Section 5: Developments at sector level
5.1 This section begins with an overview of emission trends across the main sectors which contribute to GHG emissions in Scotland, before setting out the main policy developments within each sector. The following sectors are included:
- agriculture, forestry and land use;
- the residential sector;
- the public sector; and
- waste management.
5.2 The structure for each sector is similar, beginning with a box highlighting key new commitments, presenting some background facts and figures, and then outlining the main policy developments since the introduction of the 2000 SCCP. Each sector ends with a route map setting out future actions and opportunities for integrating climate thinking into policy development. The route maps recognise that individual sectors are at different stages in their own policy development process.
Overview of emission trends at sector level
5.3 The contribution of each sector to Scottish emissions is shown below. The energy supply sector contributed 37% of emissions in 2003. The bulk of emissions in this sector are due to electricity generation and oil refining, which in turn supply power to other sectors such as residential, business and transport. With 17% of emissions, the transport sector was the second biggest contributor during 2003. Agriculture, business 13 and the residential sectors contributed 11-12% of emissions each. The pie chart on the right indicates that 16% of emissions are removed (via our carbon sink) due to Land Use Change and Forestry ( LUCF).

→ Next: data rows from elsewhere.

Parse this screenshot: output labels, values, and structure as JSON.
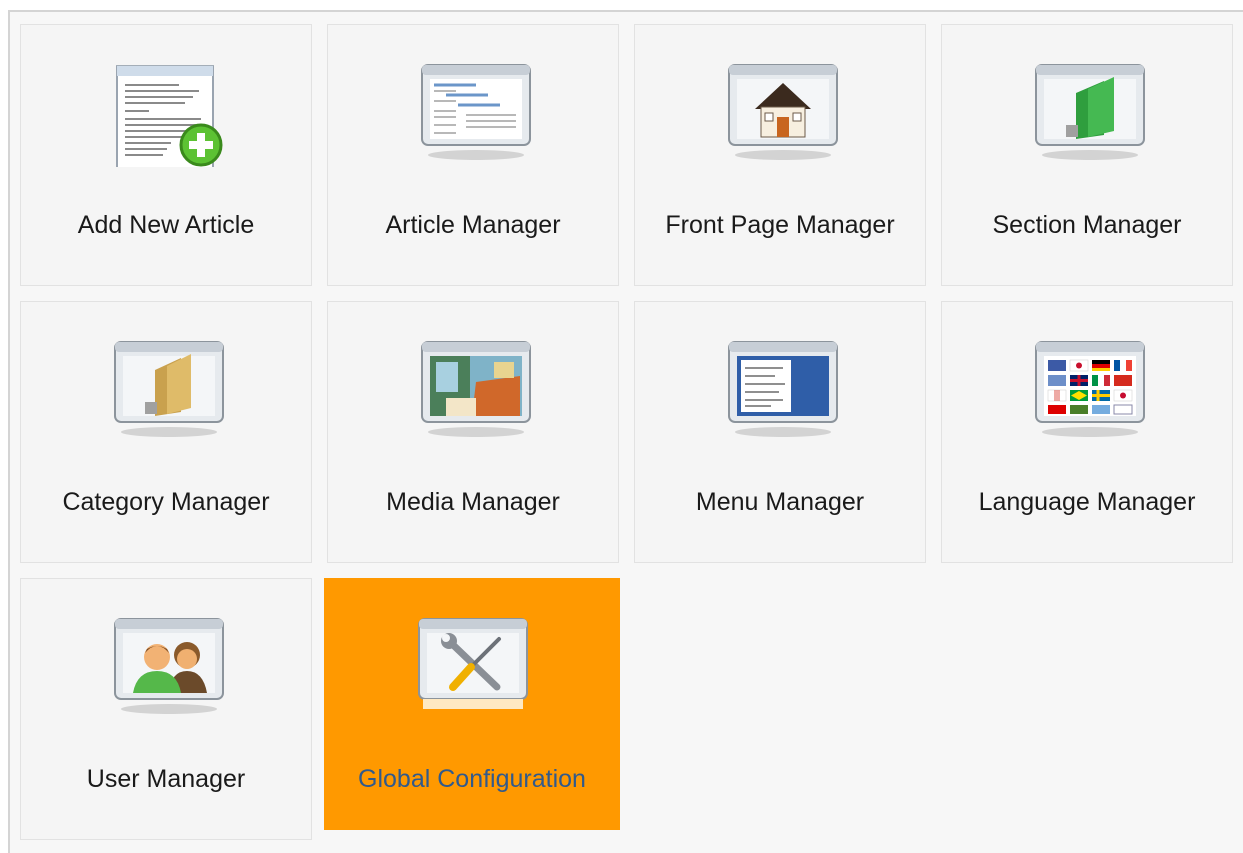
{
  "control_panel": {
    "items": [
      {
        "label": "Add New Article",
        "icon": "add-article-icon"
      },
      {
        "label": "Article Manager",
        "icon": "article-manager-icon"
      },
      {
        "label": "Front Page Manager",
        "icon": "front-page-icon"
      },
      {
        "label": "Section Manager",
        "icon": "section-folder-icon"
      },
      {
        "label": "Category Manager",
        "icon": "category-folder-icon"
      },
      {
        "label": "Media Manager",
        "icon": "media-icon"
      },
      {
        "label": "Menu Manager",
        "icon": "menu-icon"
      },
      {
        "label": "Language Manager",
        "icon": "language-flags-icon"
      },
      {
        "label": "User Manager",
        "icon": "users-icon"
      },
      {
        "label": "Global Configuration",
        "icon": "tools-icon",
        "active": true
      }
    ]
  },
  "colors": {
    "active_tile": "#ff9900",
    "active_label": "#315a8c",
    "tile_background": "#f5f5f5"
  }
}
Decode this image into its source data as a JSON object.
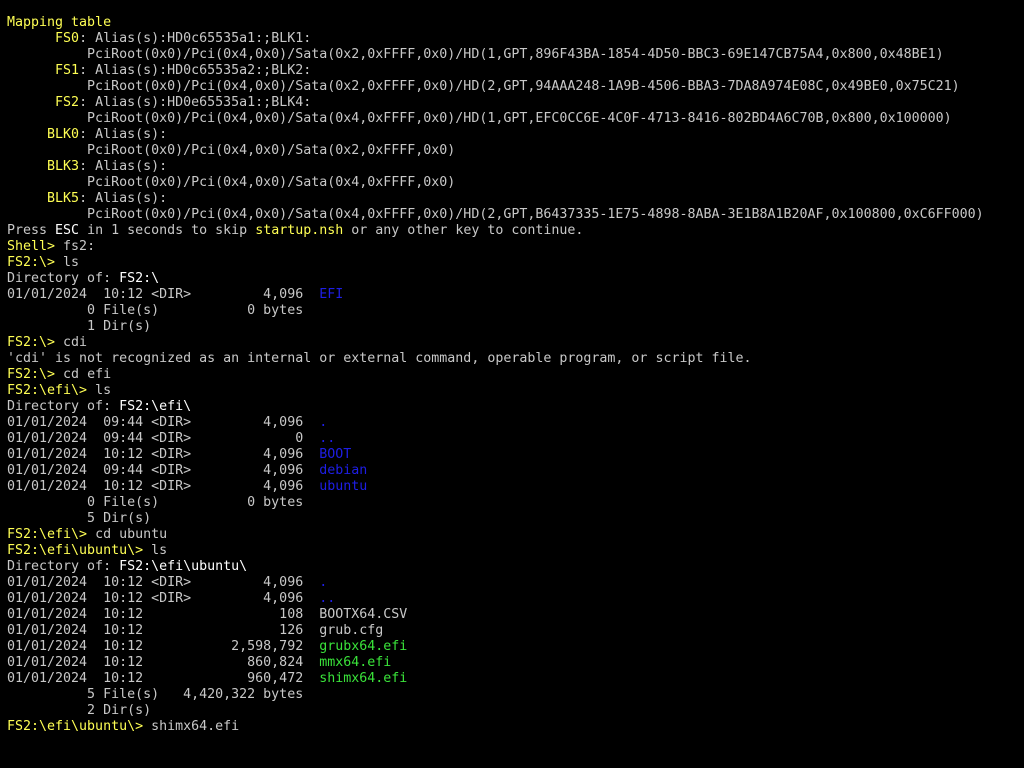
{
  "colors": {
    "background": "#000000",
    "default_text": "#c8c8c8",
    "highlight_yellow": "#ffff54",
    "directory_blue": "#1e1ee6",
    "executable_green": "#3ae33a",
    "bright_white": "#ffffff"
  },
  "lines": [
    [
      [
        "Mapping table",
        "y"
      ]
    ],
    [
      [
        "      FS0",
        "y"
      ],
      [
        ": Alias(s):HD0c65535a1:;BLK1:",
        "w"
      ]
    ],
    [
      [
        "          PciRoot(0x0)/Pci(0x4,0x0)/Sata(0x2,0xFFFF,0x0)/HD(1,GPT,896F43BA-1854-4D50-BBC3-69E147CB75A4,0x800,0x48BE1)",
        "w"
      ]
    ],
    [
      [
        "      FS1",
        "y"
      ],
      [
        ": Alias(s):HD0c65535a2:;BLK2:",
        "w"
      ]
    ],
    [
      [
        "          PciRoot(0x0)/Pci(0x4,0x0)/Sata(0x2,0xFFFF,0x0)/HD(2,GPT,94AAA248-1A9B-4506-BBA3-7DA8A974E08C,0x49BE0,0x75C21)",
        "w"
      ]
    ],
    [
      [
        "      FS2",
        "y"
      ],
      [
        ": Alias(s):HD0e65535a1:;BLK4:",
        "w"
      ]
    ],
    [
      [
        "          PciRoot(0x0)/Pci(0x4,0x0)/Sata(0x4,0xFFFF,0x0)/HD(1,GPT,EFC0CC6E-4C0F-4713-8416-802BD4A6C70B,0x800,0x100000)",
        "w"
      ]
    ],
    [
      [
        "     BLK0",
        "y"
      ],
      [
        ": Alias(s):",
        "w"
      ]
    ],
    [
      [
        "          PciRoot(0x0)/Pci(0x4,0x0)/Sata(0x2,0xFFFF,0x0)",
        "w"
      ]
    ],
    [
      [
        "     BLK3",
        "y"
      ],
      [
        ": Alias(s):",
        "w"
      ]
    ],
    [
      [
        "          PciRoot(0x0)/Pci(0x4,0x0)/Sata(0x4,0xFFFF,0x0)",
        "w"
      ]
    ],
    [
      [
        "     BLK5",
        "y"
      ],
      [
        ": Alias(s):",
        "w"
      ]
    ],
    [
      [
        "          PciRoot(0x0)/Pci(0x4,0x0)/Sata(0x4,0xFFFF,0x0)/HD(2,GPT,B6437335-1E75-4898-8ABA-3E1B8A1B20AF,0x100800,0xC6FF000)",
        "w"
      ]
    ],
    [
      [
        "Press ",
        "w"
      ],
      [
        "ESC",
        "bw"
      ],
      [
        " in 1 seconds to skip ",
        "w"
      ],
      [
        "startup.nsh",
        "y"
      ],
      [
        " or any other key to continue.",
        "w"
      ]
    ],
    [
      [
        "Shell> ",
        "y"
      ],
      [
        "fs2:",
        "w"
      ]
    ],
    [
      [
        "FS2:\\> ",
        "y"
      ],
      [
        "ls",
        "w"
      ]
    ],
    [
      [
        "Directory of: ",
        "w"
      ],
      [
        "FS2:\\",
        "bw"
      ]
    ],
    [
      [
        "01/01/2024  10:12 <DIR>         4,096  ",
        "w"
      ],
      [
        "EFI",
        "b"
      ]
    ],
    [
      [
        "          0 File(s)           0 bytes",
        "w"
      ]
    ],
    [
      [
        "          1 Dir(s)",
        "w"
      ]
    ],
    [
      [
        "FS2:\\> ",
        "y"
      ],
      [
        "cdi",
        "w"
      ]
    ],
    [
      [
        "'cdi' is not recognized as an internal or external command, operable program, or script file.",
        "w"
      ]
    ],
    [
      [
        "FS2:\\> ",
        "y"
      ],
      [
        "cd efi",
        "w"
      ]
    ],
    [
      [
        "FS2:\\efi\\> ",
        "y"
      ],
      [
        "ls",
        "w"
      ]
    ],
    [
      [
        "Directory of: ",
        "w"
      ],
      [
        "FS2:\\efi\\",
        "bw"
      ]
    ],
    [
      [
        "01/01/2024  09:44 <DIR>         4,096  ",
        "w"
      ],
      [
        ".",
        "b"
      ]
    ],
    [
      [
        "01/01/2024  09:44 <DIR>             0  ",
        "w"
      ],
      [
        "..",
        "b"
      ]
    ],
    [
      [
        "01/01/2024  10:12 <DIR>         4,096  ",
        "w"
      ],
      [
        "BOOT",
        "b"
      ]
    ],
    [
      [
        "01/01/2024  09:44 <DIR>         4,096  ",
        "w"
      ],
      [
        "debian",
        "b"
      ]
    ],
    [
      [
        "01/01/2024  10:12 <DIR>         4,096  ",
        "w"
      ],
      [
        "ubuntu",
        "b"
      ]
    ],
    [
      [
        "          0 File(s)           0 bytes",
        "w"
      ]
    ],
    [
      [
        "          5 Dir(s)",
        "w"
      ]
    ],
    [
      [
        "FS2:\\efi\\> ",
        "y"
      ],
      [
        "cd ubuntu",
        "w"
      ]
    ],
    [
      [
        "FS2:\\efi\\ubuntu\\> ",
        "y"
      ],
      [
        "ls",
        "w"
      ]
    ],
    [
      [
        "Directory of: ",
        "w"
      ],
      [
        "FS2:\\efi\\ubuntu\\",
        "bw"
      ]
    ],
    [
      [
        "01/01/2024  10:12 <DIR>         4,096  ",
        "w"
      ],
      [
        ".",
        "b"
      ]
    ],
    [
      [
        "01/01/2024  10:12 <DIR>         4,096  ",
        "w"
      ],
      [
        "..",
        "b"
      ]
    ],
    [
      [
        "01/01/2024  10:12                 108  ",
        "w"
      ],
      [
        "BOOTX64.CSV",
        "w"
      ]
    ],
    [
      [
        "01/01/2024  10:12                 126  ",
        "w"
      ],
      [
        "grub.cfg",
        "w"
      ]
    ],
    [
      [
        "01/01/2024  10:12           2,598,792  ",
        "w"
      ],
      [
        "grubx64.efi",
        "g"
      ]
    ],
    [
      [
        "01/01/2024  10:12             860,824  ",
        "w"
      ],
      [
        "mmx64.efi",
        "g"
      ]
    ],
    [
      [
        "01/01/2024  10:12             960,472  ",
        "w"
      ],
      [
        "shimx64.efi",
        "g"
      ]
    ],
    [
      [
        "          5 File(s)   4,420,322 bytes",
        "w"
      ]
    ],
    [
      [
        "          2 Dir(s)",
        "w"
      ]
    ],
    [
      [
        "FS2:\\efi\\ubuntu\\> ",
        "y"
      ],
      [
        "shimx64.efi",
        "w"
      ]
    ]
  ]
}
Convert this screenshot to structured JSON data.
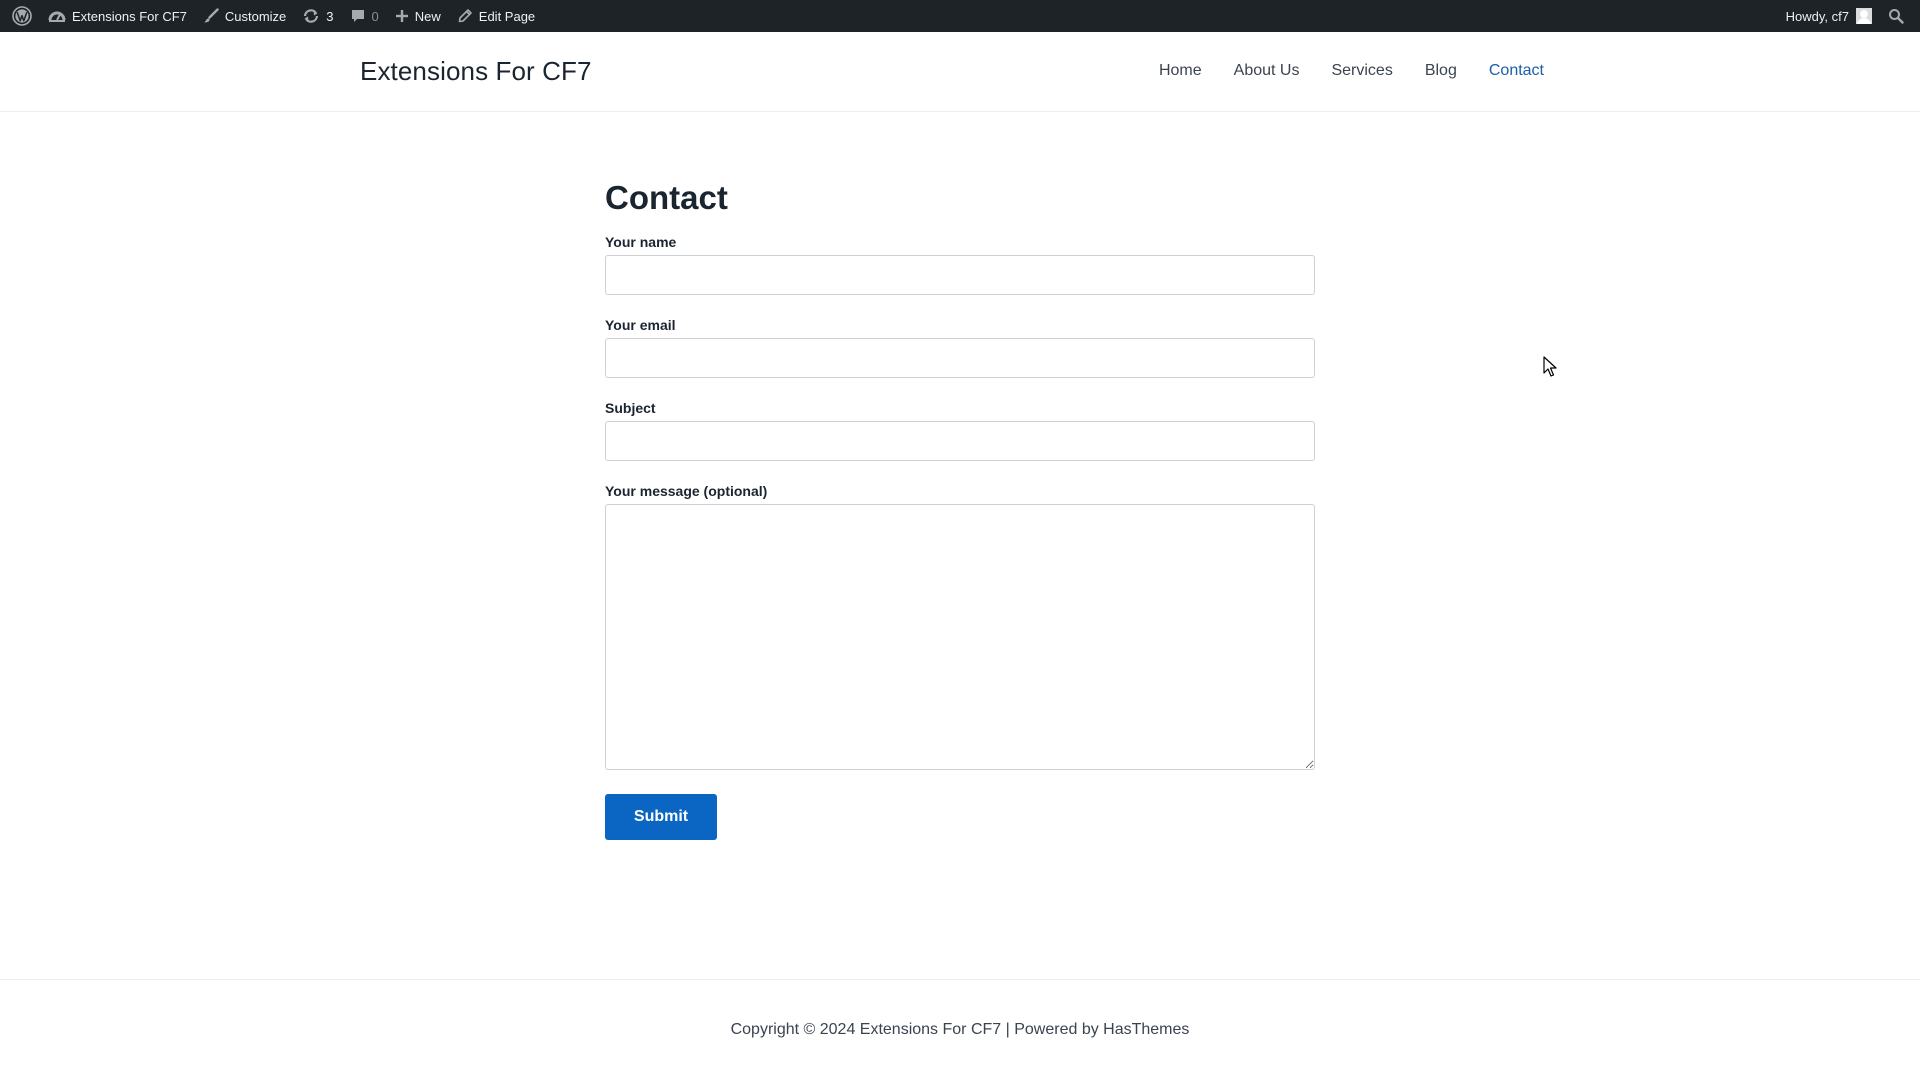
{
  "admin_bar": {
    "site_name": "Extensions For CF7",
    "customize_label": "Customize",
    "updates_count": "3",
    "comments_count": "0",
    "new_label": "New",
    "edit_label": "Edit Page",
    "greeting": "Howdy, cf7"
  },
  "header": {
    "site_title": "Extensions For CF7",
    "nav": [
      {
        "label": "Home"
      },
      {
        "label": "About Us"
      },
      {
        "label": "Services"
      },
      {
        "label": "Blog"
      },
      {
        "label": "Contact",
        "active": true
      }
    ]
  },
  "form": {
    "title": "Contact",
    "name_label": "Your name",
    "name_value": "",
    "email_label": "Your email",
    "email_value": "",
    "subject_label": "Subject",
    "subject_value": "",
    "message_label": "Your message (optional)",
    "message_value": "",
    "submit_label": "Submit"
  },
  "footer": {
    "copyright": "Copyright © 2024 Extensions For CF7 | Powered by HasThemes"
  },
  "colors": {
    "admin_bar_bg": "#1d2327",
    "accent": "#0a66c2",
    "active_nav": "#1a5fa8"
  }
}
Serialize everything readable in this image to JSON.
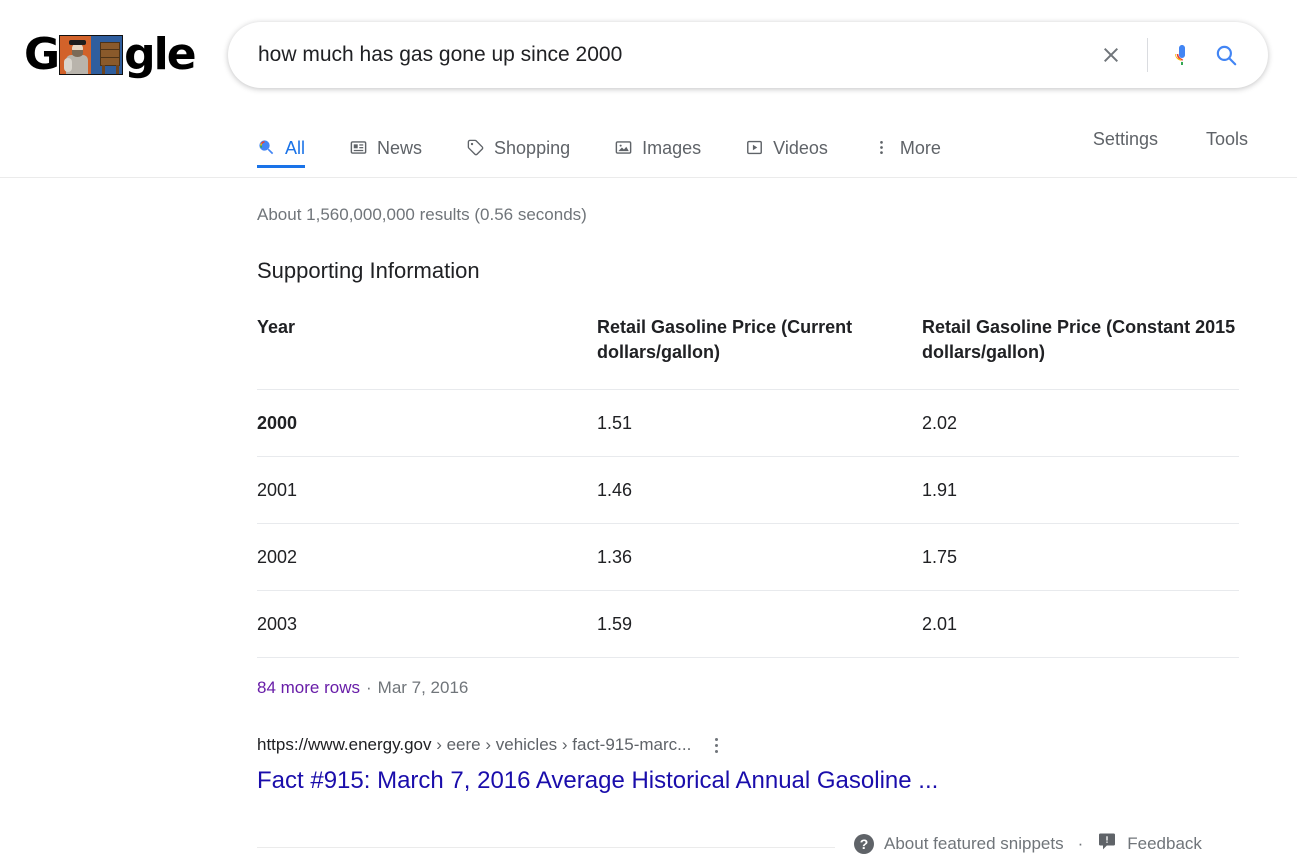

|Contribution of each sector to Scottish GHG emissions in 2003 by GWP|
Both pies represent 17.6 MtC - Scotlands GHG emissions in 2003 taking no account of removals.
Sources of emissions taking no account of removals
Net emissions and removals
5.4 Between 1990 and 2003 the major areas of Scottish emissions growth were in the energy supply (up 0.2 MtC) and the transport 14 sectors (up 0.18 MtC). The biggest fall in emissions was seen in the business sector, which contributed over half of the net fall since 1990 (down 1.52 MtC), largely due to structural change from the decline of heavy industry.
5.5 There were significant percentage reductions in the public and waste management sectors (down 48% and 51% respectively), as well as for non- CO 2 industrial emissions (down 72%). However, in absolute terms the impacts were limited as each of these sectors now contributes less than 2% of total Scottish emissions.
5.6 Across the UK, the biggest contributor to the fall in emissions was the energy supply sector (down by 11.4 MtC), closely followed by non- CO 2 industrial processes (down 10.6 MtC). Combined, these two sectors accounted for over 75% of the decline in UK emissions since 1990.
Breakdown of Scottish emissions by sector in 2003, and change from 1990
emissions and removals ( MtC)
emissions and removals ( MtC)
change in emissions and removals ( MtC)
Business (includes industrial processes)
Total emissions (excluding removals)
Total net emissions
A cautious note - interpreting the figures
Care must be taken in interpreting the figures presented at sector level throughout Section 5. The emissions data are taken from the Inventory of GHGs which is compiled by the National Environmental Technology Centre (Netcen). This is published annually for the UK overall and disaggregated for each country within the UK. The latest disaggregated data for Scotland are for 2003. We also refer to energy data, the latest year for which is 2002, from the Scottish Energy Study, 15 published by the Executive in January 2006.
The Netcen inventories allocate emissions to each sector by source (eg emissions from a power station are allocated to the energy sector). The reporting methodology is in line with international requirements under the UNFCCC. The Energy Study is structured according to end users of energy (eg emissions from a power station are attributed to those who use the energy produced, such as householders and the public sector). The definitions of sectors used in the Inventory differ from those used in the Energy Study.
Because the Inventory reports emissions by source, it might show changes to direct emissions for particular sectors which are due to switches between type of fuel used rather than changes in energy consumption. For example, if a household switches from using oil to electricity, emissions in the residential sector would go down but emissions in the energy supply sector would increase. Therefore, not all of the emissions reductions from a particular sector as shown in the Inventory are necessarily the result of reduced consumption, but may result from a fuel switch, with emissions being transferred to the energy supply sector.
Further points to note in interpreting the data at sectoral level are highlighted where relevant throughout Section 5 and more detailed information is provided in Annex F.